Customer engagement was also higher in the first quarter. The average monthly workouts per connected fitness subscriber rose to 11.7—up from 8.9 in the same period the previous year.
In the shareholder letter, the company said, “We benefited from continued strong demand for our connected fitness experience, attributable to our effective brand and performance marketing and growing word-of-mouth referrals from our loyal Members.”
The company plans to focus on scaling operations by growing its international presence. Peloton also wants to enhance customers’ experience, which will lead to higher retention rates going forward.
What next for Peloton and investors?
Peloton went public on September 26. The company issued 40 million shares at $29 per share to raise $1.26 billion including $100 million in private placement. Currently, the stock is trading at $23.36, which is 19.5% below its IPO price.

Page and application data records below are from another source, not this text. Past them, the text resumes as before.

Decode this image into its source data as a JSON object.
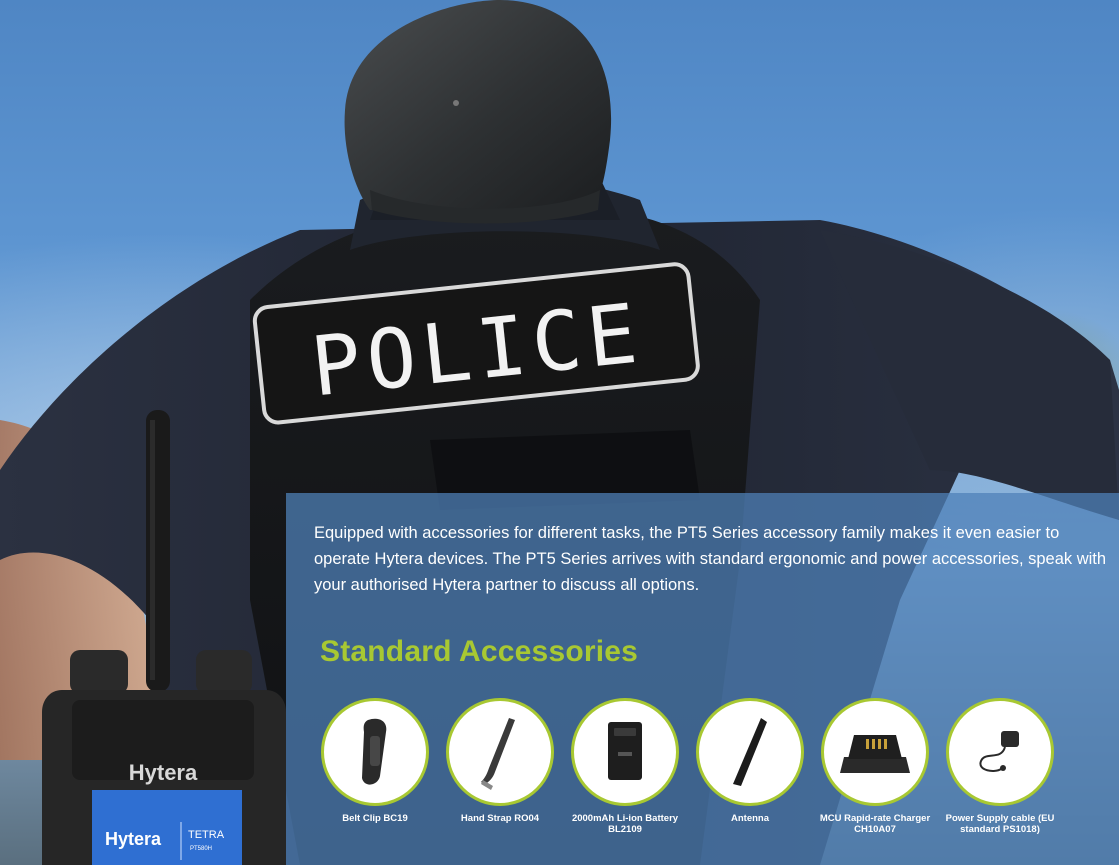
{
  "hero": {
    "patch_text": "POLICE",
    "radio_brand": "Hytera",
    "radio_screen_brand": "Hytera",
    "radio_screen_tetra": "TETRA",
    "radio_screen_model": "PT580H"
  },
  "colors": {
    "accent": "#a8c832",
    "panel": "#4e80b8",
    "text": "#ffffff"
  },
  "intro": {
    "text": "Equipped with accessories for different tasks, the PT5 Series accessory family makes it even easier to operate Hytera devices. The PT5 Series arrives with standard ergonomic and power accessories, speak with your authorised Hytera partner to discuss all options."
  },
  "section": {
    "title": "Standard Accessories"
  },
  "accessories": [
    {
      "label": "Belt Clip BC19",
      "icon": "belt-clip-icon"
    },
    {
      "label": "Hand Strap RO04",
      "icon": "hand-strap-icon"
    },
    {
      "label": "2000mAh Li-ion Battery BL2109",
      "icon": "battery-icon"
    },
    {
      "label": "Antenna",
      "icon": "antenna-icon"
    },
    {
      "label": "MCU Rapid-rate Charger CH10A07",
      "icon": "charger-icon"
    },
    {
      "label": "Power Supply cable (EU standard PS1018)",
      "icon": "power-cable-icon"
    }
  ]
}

The company sells premium fitness bikes to customers. The basic package for a Peloton bike costs $2,245, while a family package costs $2,694. The treadmill is priced higher at $4,295. At the time of the IPO, the company’s management estimated the total addressable market at 67 million households globally.
In the US, Peloton estimates the total addressable market at 45 million households or 35.4% of total households, which might be too aggressive. However, the company will also be banking on its fitness subscription package to drive sales. The subscription costs $19.5 per month. With a user base of 1.6 million, the subscription will rake-in annual sales of $375 million.
Last month, Peloton acquired its bike manufacturing partner Tonic Fitness Technology. The acquisition will give the company more control over the supply chain and result in savings when it scales operations. Notably, the acquisition was valued at $47.4 million and was an all-cash transaction.
Last year, Peloton launched in Canada and the United Kingdom. The company plans to expand its retail footprint in the United Kingdom to drive sales during the holiday quarter. Peloton is also eyeing international expansion in Germany, which would give it access to the three largest fitness markets in the world.
Profit margins are a concern
Peloton expects to add between 680,000 and 685,000 subscribers in the December quarter—growth of 88% YoY at the midpoint. However, the company’s adjusted EBITDA margin is estimated at -16.3% at the midpoint guidance for the second quarter.
Peloton expects to be profitable by the end of fiscal 2023. The company is sacrificing growth for profitability, which might not be a bad idea if the growth rate remains strong. The road to profitability is long, which is the case for many other tech IPOs. However, investors can expect a bloodbath if the company misses analysts’ estimates going forward.